WHAT IS EXPECTED
A word-for-word copy of the data, pictures excluded, is what this task asks for.

*** Opening of ENTRIES SHOWN ***

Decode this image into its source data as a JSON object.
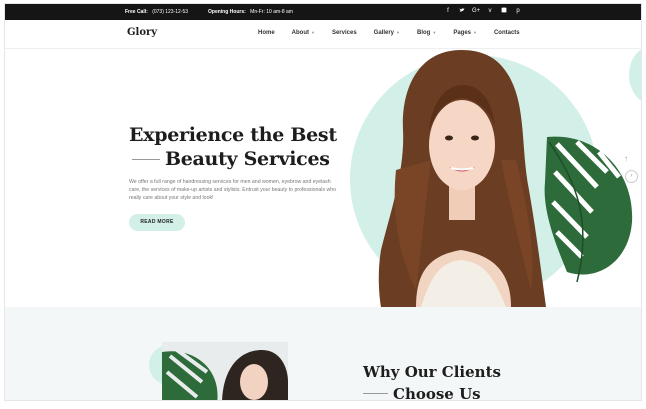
{
  "topbar": {
    "call_label": "Free Call:",
    "call_value": "(073) 123-12-53",
    "hours_label": "Opening Hours:",
    "hours_value": "Mn-Fr: 10 am-8 am",
    "social": [
      "f",
      "t",
      "G+",
      "v",
      "tumblr",
      "p"
    ]
  },
  "nav": {
    "logo": "Glory",
    "menu": [
      {
        "label": "Home",
        "dropdown": false
      },
      {
        "label": "About",
        "dropdown": true
      },
      {
        "label": "Services",
        "dropdown": false
      },
      {
        "label": "Gallery",
        "dropdown": true
      },
      {
        "label": "Blog",
        "dropdown": true
      },
      {
        "label": "Pages",
        "dropdown": true
      },
      {
        "label": "Contacts",
        "dropdown": false
      }
    ]
  },
  "hero": {
    "title_line1": "Experience the Best",
    "title_line2": "Beauty Services",
    "description": "We offer a full range of hairdressing services for men and women, eyebrow and eyelash care, the services of make-up artists and stylists. Entrust your beauty to professionals who really care about your style and look!",
    "button": "READ MORE"
  },
  "section2": {
    "title_line1": "Why Our Clients",
    "title_line2": "Choose Us"
  },
  "colors": {
    "accent": "#d2efe8",
    "topbar": "#151515",
    "leaf": "#2d6b3a"
  },
  "icons": [
    "facebook-icon",
    "twitter-icon",
    "google-plus-icon",
    "vimeo-icon",
    "tumblr-icon",
    "pinterest-icon",
    "arrow-up-icon",
    "chevron-right-icon"
  ]
}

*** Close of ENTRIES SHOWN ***

ANSWER SECTION
Decode this image into its source data as a JSON object.
{
  "topbar": {
    "call_label": "Free Call:",
    "call_value": "(073) 123-12-53",
    "hours_label": "Opening Hours:",
    "hours_value": "Mn-Fr: 10 am-8 am",
    "social": [
      "f",
      "t",
      "G+",
      "v",
      "tumblr",
      "p"
    ]
  },
  "nav": {
    "logo": "Glory",
    "menu": [
      {
        "label": "Home",
        "dropdown": false
      },
      {
        "label": "About",
        "dropdown": true
      },
      {
        "label": "Services",
        "dropdown": false
      },
      {
        "label": "Gallery",
        "dropdown": true
      },
      {
        "label": "Blog",
        "dropdown": true
      },
      {
        "label": "Pages",
        "dropdown": true
      },
      {
        "label": "Contacts",
        "dropdown": false
      }
    ]
  },
  "hero": {
    "title_line1": "Experience the Best",
    "title_line2": "Beauty Services",
    "description": "We offer a full range of hairdressing services for men and women, eyebrow and eyelash care, the services of make-up artists and stylists. Entrust your beauty to professionals who really care about your style and look!",
    "button": "READ MORE"
  },
  "section2": {
    "title_line1": "Why Our Clients",
    "title_line2": "Choose Us"
  },
  "colors": {
    "accent": "#d2efe8",
    "topbar": "#151515",
    "leaf": "#2d6b3a"
  },
  "icons": [
    "facebook-icon",
    "twitter-icon",
    "google-plus-icon",
    "vimeo-icon",
    "tumblr-icon",
    "pinterest-icon",
    "arrow-up-icon",
    "chevron-right-icon"
  ]
}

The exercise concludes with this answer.